• Work order:
Write every record out again exactly as shown below.

• Recorded information:
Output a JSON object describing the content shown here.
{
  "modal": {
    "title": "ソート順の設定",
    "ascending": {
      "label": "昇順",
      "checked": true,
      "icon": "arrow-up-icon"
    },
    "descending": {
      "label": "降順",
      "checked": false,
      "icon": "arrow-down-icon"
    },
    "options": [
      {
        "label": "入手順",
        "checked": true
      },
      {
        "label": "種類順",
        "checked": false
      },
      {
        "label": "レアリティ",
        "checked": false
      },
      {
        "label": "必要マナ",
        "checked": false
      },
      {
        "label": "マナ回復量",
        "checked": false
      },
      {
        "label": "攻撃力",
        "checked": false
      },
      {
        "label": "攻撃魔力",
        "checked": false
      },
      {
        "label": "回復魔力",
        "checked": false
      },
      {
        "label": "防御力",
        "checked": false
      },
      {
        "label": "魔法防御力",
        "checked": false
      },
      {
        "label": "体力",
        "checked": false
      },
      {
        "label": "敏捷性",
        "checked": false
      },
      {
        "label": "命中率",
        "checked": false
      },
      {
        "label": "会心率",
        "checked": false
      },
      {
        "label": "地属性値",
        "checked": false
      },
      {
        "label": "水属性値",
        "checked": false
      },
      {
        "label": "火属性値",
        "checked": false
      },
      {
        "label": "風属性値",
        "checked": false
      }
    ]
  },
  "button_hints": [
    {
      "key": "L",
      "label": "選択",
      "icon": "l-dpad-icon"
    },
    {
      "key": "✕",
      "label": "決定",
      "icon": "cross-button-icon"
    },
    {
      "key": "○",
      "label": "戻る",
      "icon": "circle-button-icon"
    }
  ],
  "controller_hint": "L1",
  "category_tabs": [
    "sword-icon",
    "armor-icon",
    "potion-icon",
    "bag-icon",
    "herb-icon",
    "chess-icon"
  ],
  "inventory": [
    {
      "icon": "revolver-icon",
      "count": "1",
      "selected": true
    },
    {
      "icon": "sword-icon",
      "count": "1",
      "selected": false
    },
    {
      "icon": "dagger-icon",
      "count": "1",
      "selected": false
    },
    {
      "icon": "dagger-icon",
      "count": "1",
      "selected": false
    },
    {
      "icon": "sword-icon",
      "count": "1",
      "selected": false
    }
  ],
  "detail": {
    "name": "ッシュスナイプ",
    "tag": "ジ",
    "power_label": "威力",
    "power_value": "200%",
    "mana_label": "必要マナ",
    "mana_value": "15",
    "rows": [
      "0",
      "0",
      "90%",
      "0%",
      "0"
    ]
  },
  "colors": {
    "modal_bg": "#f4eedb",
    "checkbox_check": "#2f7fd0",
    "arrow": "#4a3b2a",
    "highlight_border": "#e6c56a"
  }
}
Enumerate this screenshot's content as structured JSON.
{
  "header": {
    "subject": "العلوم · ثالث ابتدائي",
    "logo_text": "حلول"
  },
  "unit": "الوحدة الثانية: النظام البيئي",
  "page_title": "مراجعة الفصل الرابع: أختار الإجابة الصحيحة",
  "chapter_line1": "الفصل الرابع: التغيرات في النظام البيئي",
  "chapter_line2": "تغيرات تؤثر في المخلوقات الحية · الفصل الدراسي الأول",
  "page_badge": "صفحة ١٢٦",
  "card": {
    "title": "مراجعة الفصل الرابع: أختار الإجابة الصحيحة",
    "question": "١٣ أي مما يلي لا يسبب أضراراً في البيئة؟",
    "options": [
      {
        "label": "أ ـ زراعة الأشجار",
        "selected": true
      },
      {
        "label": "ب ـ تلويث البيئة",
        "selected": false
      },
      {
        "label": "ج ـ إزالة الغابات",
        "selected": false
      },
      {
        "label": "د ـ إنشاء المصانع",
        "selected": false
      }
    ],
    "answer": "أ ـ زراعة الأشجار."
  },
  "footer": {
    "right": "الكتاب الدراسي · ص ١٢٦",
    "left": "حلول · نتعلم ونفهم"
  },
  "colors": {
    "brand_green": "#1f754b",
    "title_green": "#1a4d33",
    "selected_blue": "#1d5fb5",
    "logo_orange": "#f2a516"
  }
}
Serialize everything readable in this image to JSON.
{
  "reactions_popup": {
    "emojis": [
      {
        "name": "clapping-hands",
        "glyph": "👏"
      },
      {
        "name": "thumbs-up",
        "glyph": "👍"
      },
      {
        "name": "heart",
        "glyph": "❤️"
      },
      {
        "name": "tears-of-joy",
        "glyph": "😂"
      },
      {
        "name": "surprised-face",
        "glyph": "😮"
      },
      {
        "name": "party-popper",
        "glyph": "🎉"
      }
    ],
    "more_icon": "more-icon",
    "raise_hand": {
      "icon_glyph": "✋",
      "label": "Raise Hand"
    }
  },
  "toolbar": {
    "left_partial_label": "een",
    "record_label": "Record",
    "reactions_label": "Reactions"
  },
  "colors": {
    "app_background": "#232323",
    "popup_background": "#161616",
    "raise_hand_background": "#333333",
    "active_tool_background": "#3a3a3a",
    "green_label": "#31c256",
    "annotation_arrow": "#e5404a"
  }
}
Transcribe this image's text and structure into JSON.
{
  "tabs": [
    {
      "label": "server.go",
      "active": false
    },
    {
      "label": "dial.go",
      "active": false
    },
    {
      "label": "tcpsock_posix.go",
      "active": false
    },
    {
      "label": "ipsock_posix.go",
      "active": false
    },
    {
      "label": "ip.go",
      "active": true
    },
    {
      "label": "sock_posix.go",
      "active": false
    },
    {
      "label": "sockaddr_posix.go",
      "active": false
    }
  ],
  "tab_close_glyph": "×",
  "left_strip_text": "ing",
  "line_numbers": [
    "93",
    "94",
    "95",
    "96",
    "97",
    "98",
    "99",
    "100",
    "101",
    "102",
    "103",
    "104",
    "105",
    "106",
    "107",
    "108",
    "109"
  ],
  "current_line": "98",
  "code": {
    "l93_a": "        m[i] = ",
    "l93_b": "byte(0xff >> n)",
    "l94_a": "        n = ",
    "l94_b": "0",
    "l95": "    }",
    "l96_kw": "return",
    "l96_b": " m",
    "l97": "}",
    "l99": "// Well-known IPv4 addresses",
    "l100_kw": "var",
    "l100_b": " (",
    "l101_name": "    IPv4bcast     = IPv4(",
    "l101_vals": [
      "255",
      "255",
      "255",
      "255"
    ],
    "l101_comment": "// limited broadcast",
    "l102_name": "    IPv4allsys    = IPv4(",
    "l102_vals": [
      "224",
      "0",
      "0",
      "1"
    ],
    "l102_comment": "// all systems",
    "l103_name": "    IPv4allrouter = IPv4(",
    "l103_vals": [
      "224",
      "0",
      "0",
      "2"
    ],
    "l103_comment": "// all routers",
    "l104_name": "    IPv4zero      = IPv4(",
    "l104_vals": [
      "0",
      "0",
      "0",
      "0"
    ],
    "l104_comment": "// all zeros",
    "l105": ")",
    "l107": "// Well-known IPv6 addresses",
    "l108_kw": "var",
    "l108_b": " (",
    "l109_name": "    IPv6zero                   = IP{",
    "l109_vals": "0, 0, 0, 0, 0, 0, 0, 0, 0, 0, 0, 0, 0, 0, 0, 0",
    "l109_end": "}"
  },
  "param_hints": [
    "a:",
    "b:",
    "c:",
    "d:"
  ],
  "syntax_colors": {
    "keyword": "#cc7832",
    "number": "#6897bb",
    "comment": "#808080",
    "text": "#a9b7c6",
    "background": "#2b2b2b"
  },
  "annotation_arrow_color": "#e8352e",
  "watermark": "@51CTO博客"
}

• Solution to the problem:
Output a JSON object describing the content shown here.
{
  "modal": {
    "title": "ソート順の設定",
    "ascending": {
      "label": "昇順",
      "checked": true,
      "icon": "arrow-up-icon"
    },
    "descending": {
      "label": "降順",
      "checked": false,
      "icon": "arrow-down-icon"
    },
    "options": [
      {
        "label": "入手順",
        "checked": true
      },
      {
        "label": "種類順",
        "checked": false
      },
      {
        "label": "レアリティ",
        "checked": false
      },
      {
        "label": "必要マナ",
        "checked": false
      },
      {
        "label": "マナ回復量",
        "checked": false
      },
      {
        "label": "攻撃力",
        "checked": false
      },
      {
        "label": "攻撃魔力",
        "checked": false
      },
      {
        "label": "回復魔力",
        "checked": false
      },
      {
        "label": "防御力",
        "checked": false
      },
      {
        "label": "魔法防御力",
        "checked": false
      },
      {
        "label": "体力",
        "checked": false
      },
      {
        "label": "敏捷性",
        "checked": false
      },
      {
        "label": "命中率",
        "checked": false
      },
      {
        "label": "会心率",
        "checked": false
      },
      {
        "label": "地属性値",
        "checked": false
      },
      {
        "label": "水属性値",
        "checked": false
      },
      {
        "label": "火属性値",
        "checked": false
      },
      {
        "label": "風属性値",
        "checked": false
      }
    ]
  },
  "button_hints": [
    {
      "key": "L",
      "label": "選択",
      "icon": "l-dpad-icon"
    },
    {
      "key": "✕",
      "label": "決定",
      "icon": "cross-button-icon"
    },
    {
      "key": "○",
      "label": "戻る",
      "icon": "circle-button-icon"
    }
  ],
  "controller_hint": "L1",
  "category_tabs": [
    "sword-icon",
    "armor-icon",
    "potion-icon",
    "bag-icon",
    "herb-icon",
    "chess-icon"
  ],
  "inventory": [
    {
      "icon": "revolver-icon",
      "count": "1",
      "selected": true
    },
    {
      "icon": "sword-icon",
      "count": "1",
      "selected": false
    },
    {
      "icon": "dagger-icon",
      "count": "1",
      "selected": false
    },
    {
      "icon": "dagger-icon",
      "count": "1",
      "selected": false
    },
    {
      "icon": "sword-icon",
      "count": "1",
      "selected": false
    }
  ],
  "detail": {
    "name": "ッシュスナイプ",
    "tag": "ジ",
    "power_label": "威力",
    "power_value": "200%",
    "mana_label": "必要マナ",
    "mana_value": "15",
    "rows": [
      "0",
      "0",
      "90%",
      "0%",
      "0"
    ]
  },
  "colors": {
    "modal_bg": "#f4eedb",
    "checkbox_check": "#2f7fd0",
    "arrow": "#4a3b2a",
    "highlight_border": "#e6c56a"
  }
}
Enumerate this screenshot's content as structured JSON.
{
  "header": {
    "subject": "العلوم · ثالث ابتدائي",
    "logo_text": "حلول"
  },
  "unit": "الوحدة الثانية: النظام البيئي",
  "page_title": "مراجعة الفصل الرابع: أختار الإجابة الصحيحة",
  "chapter_line1": "الفصل الرابع: التغيرات في النظام البيئي",
  "chapter_line2": "تغيرات تؤثر في المخلوقات الحية · الفصل الدراسي الأول",
  "page_badge": "صفحة ١٢٦",
  "card": {
    "title": "مراجعة الفصل الرابع: أختار الإجابة الصحيحة",
    "question": "١٣ أي مما يلي لا يسبب أضراراً في البيئة؟",
    "options": [
      {
        "label": "أ ـ زراعة الأشجار",
        "selected": true
      },
      {
        "label": "ب ـ تلويث البيئة",
        "selected": false
      },
      {
        "label": "ج ـ إزالة الغابات",
        "selected": false
      },
      {
        "label": "د ـ إنشاء المصانع",
        "selected": false
      }
    ],
    "answer": "أ ـ زراعة الأشجار."
  },
  "footer": {
    "right": "الكتاب الدراسي · ص ١٢٦",
    "left": "حلول · نتعلم ونفهم"
  },
  "colors": {
    "brand_green": "#1f754b",
    "title_green": "#1a4d33",
    "selected_blue": "#1d5fb5",
    "logo_orange": "#f2a516"
  }
}
Serialize everything readable in this image to JSON.
{
  "reactions_popup": {
    "emojis": [
      {
        "name": "clapping-hands",
        "glyph": "👏"
      },
      {
        "name": "thumbs-up",
        "glyph": "👍"
      },
      {
        "name": "heart",
        "glyph": "❤️"
      },
      {
        "name": "tears-of-joy",
        "glyph": "😂"
      },
      {
        "name": "surprised-face",
        "glyph": "😮"
      },
      {
        "name": "party-popper",
        "glyph": "🎉"
      }
    ],
    "more_icon": "more-icon",
    "raise_hand": {
      "icon_glyph": "✋",
      "label": "Raise Hand"
    }
  },
  "toolbar": {
    "left_partial_label": "een",
    "record_label": "Record",
    "reactions_label": "Reactions"
  },
  "colors": {
    "app_background": "#232323",
    "popup_background": "#161616",
    "raise_hand_background": "#333333",
    "active_tool_background": "#3a3a3a",
    "green_label": "#31c256",
    "annotation_arrow": "#e5404a"
  }
}
Transcribe this image's text and structure into JSON.
{
  "tabs": [
    {
      "label": "server.go",
      "active": false
    },
    {
      "label": "dial.go",
      "active": false
    },
    {
      "label": "tcpsock_posix.go",
      "active": false
    },
    {
      "label": "ipsock_posix.go",
      "active": false
    },
    {
      "label": "ip.go",
      "active": true
    },
    {
      "label": "sock_posix.go",
      "active": false
    },
    {
      "label": "sockaddr_posix.go",
      "active": false
    }
  ],
  "tab_close_glyph": "×",
  "left_strip_text": "ing",
  "line_numbers": [
    "93",
    "94",
    "95",
    "96",
    "97",
    "98",
    "99",
    "100",
    "101",
    "102",
    "103",
    "104",
    "105",
    "106",
    "107",
    "108",
    "109"
  ],
  "current_line": "98",
  "code": {
    "l93_a": "        m[i] = ",
    "l93_b": "byte(0xff >> n)",
    "l94_a": "        n = ",
    "l94_b": "0",
    "l95": "    }",
    "l96_kw": "return",
    "l96_b": " m",
    "l97": "}",
    "l99": "// Well-known IPv4 addresses",
    "l100_kw": "var",
    "l100_b": " (",
    "l101_name": "    IPv4bcast     = IPv4(",
    "l101_vals": [
      "255",
      "255",
      "255",
      "255"
    ],
    "l101_comment": "// limited broadcast",
    "l102_name": "    IPv4allsys    = IPv4(",
    "l102_vals": [
      "224",
      "0",
      "0",
      "1"
    ],
    "l102_comment": "// all systems",
    "l103_name": "    IPv4allrouter = IPv4(",
    "l103_vals": [
      "224",
      "0",
      "0",
      "2"
    ],
    "l103_comment": "// all routers",
    "l104_name": "    IPv4zero      = IPv4(",
    "l104_vals": [
      "0",
      "0",
      "0",
      "0"
    ],
    "l104_comment": "// all zeros",
    "l105": ")",
    "l107": "// Well-known IPv6 addresses",
    "l108_kw": "var",
    "l108_b": " (",
    "l109_name": "    IPv6zero                   = IP{",
    "l109_vals": "0, 0, 0, 0, 0, 0, 0, 0, 0, 0, 0, 0, 0, 0, 0, 0",
    "l109_end": "}"
  },
  "param_hints": [
    "a:",
    "b:",
    "c:",
    "d:"
  ],
  "syntax_colors": {
    "keyword": "#cc7832",
    "number": "#6897bb",
    "comment": "#808080",
    "text": "#a9b7c6",
    "background": "#2b2b2b"
  },
  "annotation_arrow_color": "#e8352e",
  "watermark": "@51CTO博客"
}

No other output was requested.